There were fewer than 15 minutes remaining of the half and, barring a near post shot from Mendy which Paddy Kenny beat out, Sheffield United were entirely in charge of them. Sharp, Hendrie and the impressive - again - David Cotterill all had half opportunities during one comical scramble which showcased terrible attempts at marking and clearing by the Tigers. That no goal resulted was a minor miracle.
Sharp broke a tight offside trap to control a Hendrie through ball and while the baying for a flag hit peak pitch, he went flying under a Zayatte challenge. It looked a certain penalty and, indeed, the whistle went - but Sharp was booked for diving. Very harsh.
Half time came and little had changed. It was 1-1, like it was at half time at the first attempt a dozen days ago, and City had gone from bright and effective to stunted and dishevelled. The prospect of extra time had gone from being dreaded to being, to some, the best hope. Fortunately, City's second half display allowed confidence to return just as quickly to the seats as it had to the field.
Mendy broke thrillingly down the flank and fed Doyle's overlap, with the cross headed goalwards by Barmby, but Kenny just sneaked in before Halmosi could connect. No matter. Before long Doyle had again found room on the right to feed the tireless Barmby's supporting run, and the cross was impeccably aimed on to Halmosi's studs, and the ball trudged past Kenny and into the corner.
Halmosi has flattered to deceive, at best, since joining City. But this - his first goal for the club - may just give him the shot in the arm he clearly and desperately needs. He has pace and talent but has struggled to adapt to life with the Tigers but the relief on his face and the joy of his team-mates on his behalf suggests there may be more life in the Hungarian yet.
A third goal would be most welcome now, just to slow our heart rates a little. Ricketts found room to cross from the left for Mendy to head wide, then Kenny and his defenders got all a dither as Barmby tried to muscle in on a loose ball.

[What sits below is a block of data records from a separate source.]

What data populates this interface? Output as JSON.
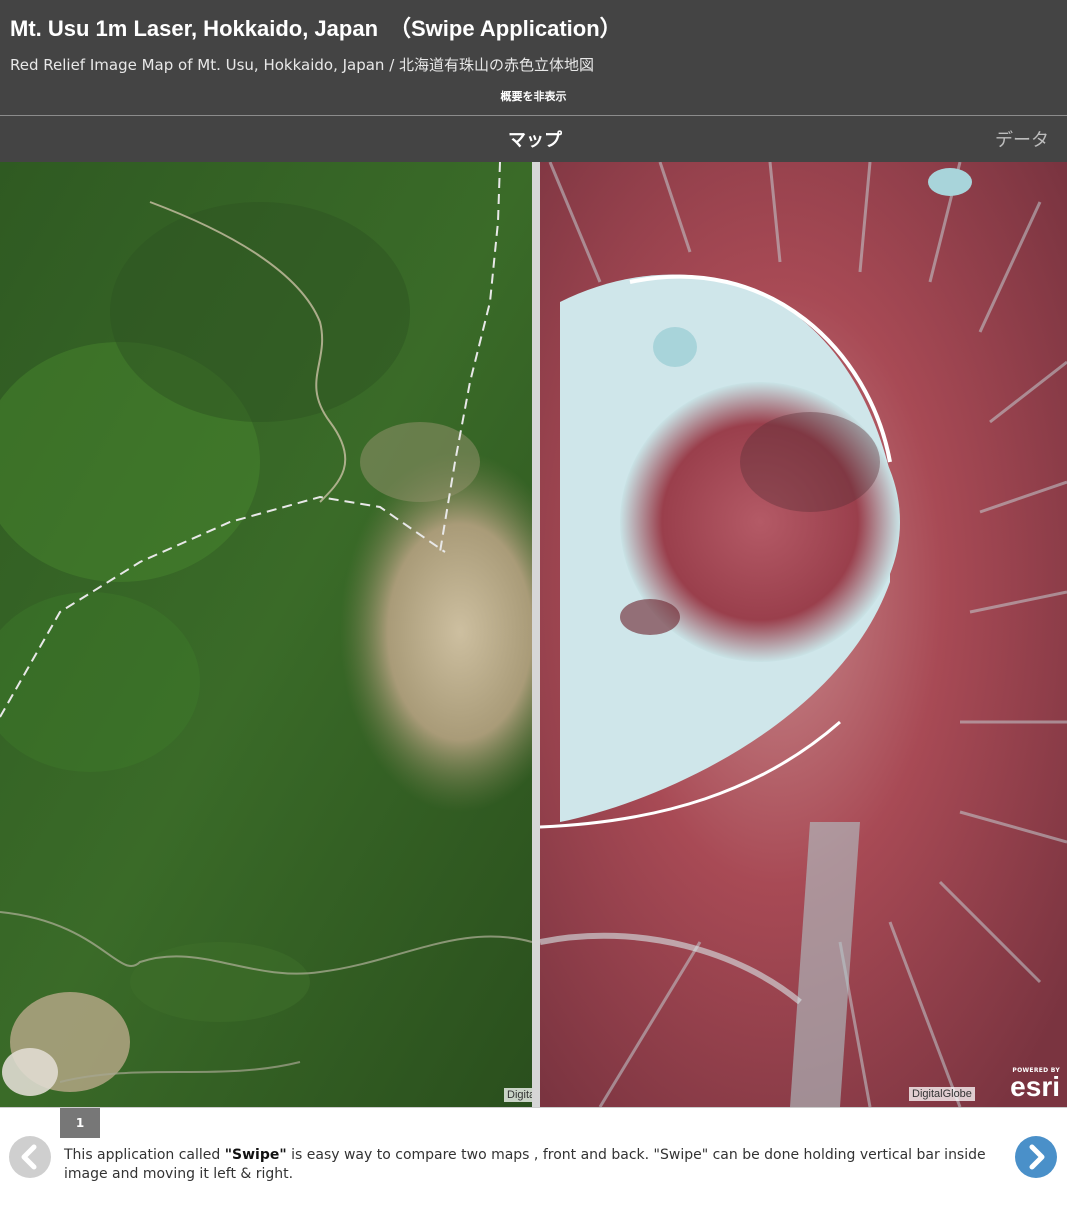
{
  "header": {
    "title": "Mt. Usu 1m Laser, Hokkaido, Japan　（Swipe Application）",
    "subtitle": "Red Relief Image Map of Mt. Usu, Hokkaido, Japan / 北海道有珠山の赤色立体地図",
    "toggle_summary": "概要を非表示"
  },
  "tabs": [
    {
      "label": "マップ",
      "active": true
    },
    {
      "label": "データ",
      "active": false
    }
  ],
  "map": {
    "attribution_left": "DigitalGlobe",
    "attribution_right": "DigitalGlobe",
    "esri_powered": "POWERED BY",
    "esri_name": "esri"
  },
  "footer": {
    "page_number": "1",
    "description_prefix": "This application called ",
    "description_bold": "\"Swipe\"",
    "description_suffix": " is easy way to compare two maps , front and back. \"Swipe\" can be done holding vertical bar inside image and moving it left & right."
  },
  "colors": {
    "header_bg": "#444444",
    "next_button": "#4a90c9",
    "prev_button": "#cfcfcf"
  }
}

Michael Turner headed a Marney corner wide prior to the luckless, industrious Folan leaving the pitch with an injury, looking very upset. Manucho replaced him.
Cotterill curled a shot high and wide in a rare Blades attack as Myhill remonstrated with the referee for not giving a free kick when Halford stuck his backside into him. With 20 minutes to go, the visitors began to squeeze the Tigers a little more, but chances of a reasonably grabbable nature were negligible. The last 20 minutes was grafting and slow and incident-free. And, frankly, entertainment-free too.
Kenny went up for a corner in injury time and nearly got done at the other end when Marney counter attacked, but the acting skipper sensibly chose to run for the corner rather than try a showbiz shot from distance. The final whistle was greeted with relief and no little pleasure at such a rare Hull City achievement in this era of rare and unique Hull City achievements. The fact it was achieved without the need to bring priceless performers like Geovanni, Daniel Cousin or Anthony Gardner off the bench was a splendid bonus.
Barmby should certainly keep his place on Sunday when Blackburn Rovers come to the KC Stadium, but there are others who could also feel confident of staying on the sheet, beyond the shoo-ins of Turner, Mendy, Marney and Ricketts. Whether the progress in the FA Cup shapes a change in Premier League fortune remains to be seen, but it can't do any harm. Arsenal or Burnley away next, and even if it's the Gunners in the last eight, why not dream of Wembley again now?
Hull City: Myhill, Doyle, Turner, Zayatte, Ricketts, Mendy, France, Marney, Halmosi, Barmby (Garcia 73), Folan (Manucho 65). Subs not used: Warner, Geovanni, Cousin, Featherstone, Gardner.
Sheffield Utd: Kenny, Naughton, Morgan, Walker, Naysmith (Jihai 88), Cotterill, Howard, Stephen Quinn, Hendrie (Tahar 90), Halford, Sharp. Subs not used: Bennett, Keith Quinn, Starosta.
Posted by Boyhood Dreams